*** Opening THE RECORDS ***

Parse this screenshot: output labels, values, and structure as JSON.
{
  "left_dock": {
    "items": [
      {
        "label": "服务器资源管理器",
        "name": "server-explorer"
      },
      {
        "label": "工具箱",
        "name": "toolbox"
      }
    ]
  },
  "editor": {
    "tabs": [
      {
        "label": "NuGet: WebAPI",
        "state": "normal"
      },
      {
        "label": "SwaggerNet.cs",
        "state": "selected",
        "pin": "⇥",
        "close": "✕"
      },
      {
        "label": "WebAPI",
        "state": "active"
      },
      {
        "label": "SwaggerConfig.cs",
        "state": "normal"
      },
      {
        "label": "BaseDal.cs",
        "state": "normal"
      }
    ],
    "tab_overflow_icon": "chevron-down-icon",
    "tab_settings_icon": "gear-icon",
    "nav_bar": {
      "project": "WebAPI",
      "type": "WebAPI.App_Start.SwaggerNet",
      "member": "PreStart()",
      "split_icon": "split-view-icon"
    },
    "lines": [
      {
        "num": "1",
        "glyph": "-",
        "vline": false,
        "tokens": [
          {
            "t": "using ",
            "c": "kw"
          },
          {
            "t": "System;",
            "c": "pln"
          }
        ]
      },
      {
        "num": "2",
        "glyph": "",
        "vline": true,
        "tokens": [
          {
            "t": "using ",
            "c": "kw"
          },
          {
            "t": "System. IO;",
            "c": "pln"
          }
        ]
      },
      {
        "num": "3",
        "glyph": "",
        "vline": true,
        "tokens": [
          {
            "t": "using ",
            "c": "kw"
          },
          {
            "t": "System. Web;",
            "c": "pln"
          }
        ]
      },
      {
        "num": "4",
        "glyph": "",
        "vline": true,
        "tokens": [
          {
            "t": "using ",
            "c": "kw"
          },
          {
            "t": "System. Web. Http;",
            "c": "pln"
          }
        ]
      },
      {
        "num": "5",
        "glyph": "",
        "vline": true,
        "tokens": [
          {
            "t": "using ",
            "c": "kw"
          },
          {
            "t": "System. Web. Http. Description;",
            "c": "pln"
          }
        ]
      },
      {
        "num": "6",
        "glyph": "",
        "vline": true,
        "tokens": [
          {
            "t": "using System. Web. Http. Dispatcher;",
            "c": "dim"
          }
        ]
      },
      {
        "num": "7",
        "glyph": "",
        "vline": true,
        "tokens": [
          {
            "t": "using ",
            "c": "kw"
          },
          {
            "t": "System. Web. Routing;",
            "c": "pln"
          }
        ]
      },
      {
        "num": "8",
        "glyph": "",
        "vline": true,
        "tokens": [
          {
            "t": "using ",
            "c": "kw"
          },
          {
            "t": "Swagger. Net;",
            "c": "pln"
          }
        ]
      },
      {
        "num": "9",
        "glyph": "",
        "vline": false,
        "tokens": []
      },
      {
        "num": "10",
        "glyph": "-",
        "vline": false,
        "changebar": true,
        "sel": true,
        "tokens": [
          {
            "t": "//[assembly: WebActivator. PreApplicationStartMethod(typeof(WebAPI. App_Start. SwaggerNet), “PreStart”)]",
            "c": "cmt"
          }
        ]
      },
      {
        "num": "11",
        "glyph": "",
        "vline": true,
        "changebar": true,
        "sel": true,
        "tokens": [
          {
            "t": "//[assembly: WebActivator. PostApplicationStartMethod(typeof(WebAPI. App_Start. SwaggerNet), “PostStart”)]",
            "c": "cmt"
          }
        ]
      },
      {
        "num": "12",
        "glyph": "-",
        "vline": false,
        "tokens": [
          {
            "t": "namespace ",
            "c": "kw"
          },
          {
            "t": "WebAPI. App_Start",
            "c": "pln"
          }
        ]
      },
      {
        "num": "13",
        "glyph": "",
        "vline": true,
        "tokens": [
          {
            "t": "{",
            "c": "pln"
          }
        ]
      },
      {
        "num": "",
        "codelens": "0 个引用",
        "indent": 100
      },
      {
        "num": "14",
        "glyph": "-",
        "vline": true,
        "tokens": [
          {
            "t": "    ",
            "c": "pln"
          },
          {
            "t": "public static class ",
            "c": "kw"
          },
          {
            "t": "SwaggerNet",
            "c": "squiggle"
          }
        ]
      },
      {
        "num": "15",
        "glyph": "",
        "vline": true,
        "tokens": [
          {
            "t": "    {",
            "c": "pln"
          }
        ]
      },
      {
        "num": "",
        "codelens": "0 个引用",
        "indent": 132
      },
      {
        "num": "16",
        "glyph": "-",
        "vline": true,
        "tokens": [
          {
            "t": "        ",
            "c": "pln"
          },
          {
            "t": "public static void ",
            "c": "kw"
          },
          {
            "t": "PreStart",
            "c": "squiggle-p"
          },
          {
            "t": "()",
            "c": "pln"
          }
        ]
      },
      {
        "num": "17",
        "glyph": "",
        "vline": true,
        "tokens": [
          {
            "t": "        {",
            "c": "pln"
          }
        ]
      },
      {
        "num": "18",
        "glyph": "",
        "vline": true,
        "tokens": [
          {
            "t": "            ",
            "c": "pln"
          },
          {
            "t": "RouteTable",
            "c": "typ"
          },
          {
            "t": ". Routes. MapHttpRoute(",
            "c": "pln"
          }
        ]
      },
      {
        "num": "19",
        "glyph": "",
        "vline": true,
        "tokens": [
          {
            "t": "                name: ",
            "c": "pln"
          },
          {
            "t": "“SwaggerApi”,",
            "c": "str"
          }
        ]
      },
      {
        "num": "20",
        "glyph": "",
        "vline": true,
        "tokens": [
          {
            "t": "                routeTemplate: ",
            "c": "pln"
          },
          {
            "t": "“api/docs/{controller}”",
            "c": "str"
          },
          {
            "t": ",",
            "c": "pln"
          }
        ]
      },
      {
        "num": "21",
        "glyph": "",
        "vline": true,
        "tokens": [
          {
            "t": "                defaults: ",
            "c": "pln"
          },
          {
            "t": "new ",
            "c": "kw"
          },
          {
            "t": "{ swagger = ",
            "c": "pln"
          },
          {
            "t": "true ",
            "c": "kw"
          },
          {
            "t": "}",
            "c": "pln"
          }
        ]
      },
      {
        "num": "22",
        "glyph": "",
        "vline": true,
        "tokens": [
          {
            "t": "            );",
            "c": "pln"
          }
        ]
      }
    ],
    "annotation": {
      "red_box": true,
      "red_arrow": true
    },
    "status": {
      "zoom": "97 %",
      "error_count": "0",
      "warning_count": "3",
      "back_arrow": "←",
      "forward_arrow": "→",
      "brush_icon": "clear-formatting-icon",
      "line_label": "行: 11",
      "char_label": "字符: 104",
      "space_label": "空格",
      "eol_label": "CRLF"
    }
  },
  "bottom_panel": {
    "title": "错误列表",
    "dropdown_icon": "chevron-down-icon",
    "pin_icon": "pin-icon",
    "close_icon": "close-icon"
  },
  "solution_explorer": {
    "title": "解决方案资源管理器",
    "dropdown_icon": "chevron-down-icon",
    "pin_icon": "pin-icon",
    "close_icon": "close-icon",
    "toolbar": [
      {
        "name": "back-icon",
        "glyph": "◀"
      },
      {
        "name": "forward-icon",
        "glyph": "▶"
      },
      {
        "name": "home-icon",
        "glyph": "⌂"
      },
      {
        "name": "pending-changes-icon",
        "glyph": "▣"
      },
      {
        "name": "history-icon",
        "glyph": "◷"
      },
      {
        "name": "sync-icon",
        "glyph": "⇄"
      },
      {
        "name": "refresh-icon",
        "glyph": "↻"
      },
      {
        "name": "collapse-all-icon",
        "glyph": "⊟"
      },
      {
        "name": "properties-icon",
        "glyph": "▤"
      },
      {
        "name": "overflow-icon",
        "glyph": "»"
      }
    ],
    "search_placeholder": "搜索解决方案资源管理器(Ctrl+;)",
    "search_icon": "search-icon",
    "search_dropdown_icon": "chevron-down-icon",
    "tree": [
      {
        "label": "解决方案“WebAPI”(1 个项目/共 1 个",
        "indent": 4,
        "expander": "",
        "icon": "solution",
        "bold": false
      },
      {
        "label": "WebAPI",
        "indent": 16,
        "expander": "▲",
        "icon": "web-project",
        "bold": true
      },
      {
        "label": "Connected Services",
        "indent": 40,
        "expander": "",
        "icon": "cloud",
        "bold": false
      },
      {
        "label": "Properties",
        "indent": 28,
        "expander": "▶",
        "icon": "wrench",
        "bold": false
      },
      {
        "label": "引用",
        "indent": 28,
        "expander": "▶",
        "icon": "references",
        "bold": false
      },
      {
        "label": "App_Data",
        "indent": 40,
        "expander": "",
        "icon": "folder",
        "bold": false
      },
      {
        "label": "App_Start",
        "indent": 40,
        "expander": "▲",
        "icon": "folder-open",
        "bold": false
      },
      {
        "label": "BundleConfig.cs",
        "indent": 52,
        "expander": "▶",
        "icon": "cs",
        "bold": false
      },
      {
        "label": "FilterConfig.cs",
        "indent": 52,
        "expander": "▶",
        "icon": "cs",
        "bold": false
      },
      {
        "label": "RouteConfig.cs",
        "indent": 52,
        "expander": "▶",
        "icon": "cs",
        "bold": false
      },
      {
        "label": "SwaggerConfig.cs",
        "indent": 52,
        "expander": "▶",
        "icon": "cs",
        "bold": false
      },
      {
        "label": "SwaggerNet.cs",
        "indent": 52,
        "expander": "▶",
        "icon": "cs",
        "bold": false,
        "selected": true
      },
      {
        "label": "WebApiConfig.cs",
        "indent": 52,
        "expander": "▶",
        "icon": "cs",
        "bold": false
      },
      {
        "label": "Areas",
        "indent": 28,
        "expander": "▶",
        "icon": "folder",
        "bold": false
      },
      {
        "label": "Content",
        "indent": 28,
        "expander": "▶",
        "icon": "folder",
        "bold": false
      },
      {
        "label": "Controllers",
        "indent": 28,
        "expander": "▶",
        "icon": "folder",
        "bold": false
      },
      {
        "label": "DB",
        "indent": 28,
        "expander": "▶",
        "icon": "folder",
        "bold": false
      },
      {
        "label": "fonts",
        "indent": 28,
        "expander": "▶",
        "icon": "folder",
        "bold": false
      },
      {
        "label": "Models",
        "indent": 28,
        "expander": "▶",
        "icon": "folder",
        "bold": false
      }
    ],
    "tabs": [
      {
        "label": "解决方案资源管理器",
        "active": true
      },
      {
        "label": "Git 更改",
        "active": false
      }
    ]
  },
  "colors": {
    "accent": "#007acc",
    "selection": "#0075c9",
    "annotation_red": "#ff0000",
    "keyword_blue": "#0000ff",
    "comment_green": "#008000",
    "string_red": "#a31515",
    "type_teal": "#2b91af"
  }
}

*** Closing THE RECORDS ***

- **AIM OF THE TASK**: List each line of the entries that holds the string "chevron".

- **OUTPUT FOR THIS EXERCISE**:
    "tab_overflow_icon": "chevron-down-icon",
    "dropdown_icon": "chevron-down-icon",
    "dropdown_icon": "chevron-down-icon",
    "search_dropdown_icon": "chevron-down-icon",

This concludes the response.